══ Information
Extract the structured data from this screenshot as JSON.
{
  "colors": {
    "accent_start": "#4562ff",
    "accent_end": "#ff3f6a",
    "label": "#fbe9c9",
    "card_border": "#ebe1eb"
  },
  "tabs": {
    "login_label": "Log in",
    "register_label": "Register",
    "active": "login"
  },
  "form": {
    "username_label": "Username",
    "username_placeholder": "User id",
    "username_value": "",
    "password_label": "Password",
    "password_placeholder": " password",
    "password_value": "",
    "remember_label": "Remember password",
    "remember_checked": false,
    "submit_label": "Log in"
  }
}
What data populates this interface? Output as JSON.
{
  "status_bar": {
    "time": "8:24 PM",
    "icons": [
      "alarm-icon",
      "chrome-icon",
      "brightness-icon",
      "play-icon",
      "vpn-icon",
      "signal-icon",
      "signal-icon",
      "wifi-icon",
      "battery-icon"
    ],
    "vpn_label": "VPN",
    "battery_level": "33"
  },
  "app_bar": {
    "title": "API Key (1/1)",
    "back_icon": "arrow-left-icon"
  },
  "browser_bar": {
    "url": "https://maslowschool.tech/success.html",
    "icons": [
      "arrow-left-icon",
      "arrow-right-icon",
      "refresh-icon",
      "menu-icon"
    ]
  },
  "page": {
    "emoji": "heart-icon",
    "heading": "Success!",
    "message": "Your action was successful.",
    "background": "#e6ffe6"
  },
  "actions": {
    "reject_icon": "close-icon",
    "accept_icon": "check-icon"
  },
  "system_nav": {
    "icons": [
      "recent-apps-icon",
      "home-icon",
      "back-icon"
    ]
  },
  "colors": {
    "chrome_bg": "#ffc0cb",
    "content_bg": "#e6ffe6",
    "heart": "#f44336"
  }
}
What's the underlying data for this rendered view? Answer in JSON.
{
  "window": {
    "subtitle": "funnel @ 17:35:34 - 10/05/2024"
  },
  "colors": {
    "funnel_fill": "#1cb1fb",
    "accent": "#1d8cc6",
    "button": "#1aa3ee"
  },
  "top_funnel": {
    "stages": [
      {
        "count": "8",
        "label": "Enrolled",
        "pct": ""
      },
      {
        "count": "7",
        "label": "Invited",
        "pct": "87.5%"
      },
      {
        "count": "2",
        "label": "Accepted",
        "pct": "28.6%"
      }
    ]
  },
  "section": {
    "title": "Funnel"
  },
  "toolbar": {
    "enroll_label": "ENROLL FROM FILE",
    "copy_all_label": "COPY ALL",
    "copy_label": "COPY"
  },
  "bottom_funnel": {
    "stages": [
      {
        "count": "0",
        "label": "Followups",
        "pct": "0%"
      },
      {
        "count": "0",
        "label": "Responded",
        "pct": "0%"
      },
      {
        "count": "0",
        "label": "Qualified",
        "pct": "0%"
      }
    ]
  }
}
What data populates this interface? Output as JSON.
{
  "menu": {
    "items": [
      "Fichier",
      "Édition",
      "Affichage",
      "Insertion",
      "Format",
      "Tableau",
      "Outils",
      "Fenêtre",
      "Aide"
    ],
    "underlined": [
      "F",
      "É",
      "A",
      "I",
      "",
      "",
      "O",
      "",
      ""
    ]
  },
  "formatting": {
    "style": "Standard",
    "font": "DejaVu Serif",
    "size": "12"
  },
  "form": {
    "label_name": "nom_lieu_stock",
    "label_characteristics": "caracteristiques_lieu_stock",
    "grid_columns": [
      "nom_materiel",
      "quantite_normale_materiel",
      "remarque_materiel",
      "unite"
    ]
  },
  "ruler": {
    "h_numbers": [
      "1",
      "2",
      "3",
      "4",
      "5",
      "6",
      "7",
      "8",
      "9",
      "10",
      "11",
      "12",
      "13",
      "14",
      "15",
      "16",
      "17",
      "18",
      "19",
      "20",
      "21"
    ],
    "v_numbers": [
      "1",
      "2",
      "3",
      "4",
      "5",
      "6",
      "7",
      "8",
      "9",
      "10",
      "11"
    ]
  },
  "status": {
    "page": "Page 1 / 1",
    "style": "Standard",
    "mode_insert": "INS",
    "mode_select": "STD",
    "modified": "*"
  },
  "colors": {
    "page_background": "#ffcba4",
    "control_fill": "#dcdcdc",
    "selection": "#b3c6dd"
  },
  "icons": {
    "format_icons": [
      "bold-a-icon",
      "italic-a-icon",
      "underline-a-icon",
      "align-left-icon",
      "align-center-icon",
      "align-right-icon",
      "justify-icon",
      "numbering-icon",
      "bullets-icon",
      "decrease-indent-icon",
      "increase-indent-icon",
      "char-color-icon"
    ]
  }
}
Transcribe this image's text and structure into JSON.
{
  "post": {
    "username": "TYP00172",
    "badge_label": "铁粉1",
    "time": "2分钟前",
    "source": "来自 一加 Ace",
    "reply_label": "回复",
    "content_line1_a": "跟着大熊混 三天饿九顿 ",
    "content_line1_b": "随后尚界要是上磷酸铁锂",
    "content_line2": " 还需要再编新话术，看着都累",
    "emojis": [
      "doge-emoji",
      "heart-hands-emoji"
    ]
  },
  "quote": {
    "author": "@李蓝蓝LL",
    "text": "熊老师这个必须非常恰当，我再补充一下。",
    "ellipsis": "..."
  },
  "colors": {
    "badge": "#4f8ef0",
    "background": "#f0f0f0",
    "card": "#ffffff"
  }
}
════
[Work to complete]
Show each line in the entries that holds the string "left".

[Response below]
    "back_icon": "arrow-left-icon"
      "arrow-left-icon",
      "align-left-icon",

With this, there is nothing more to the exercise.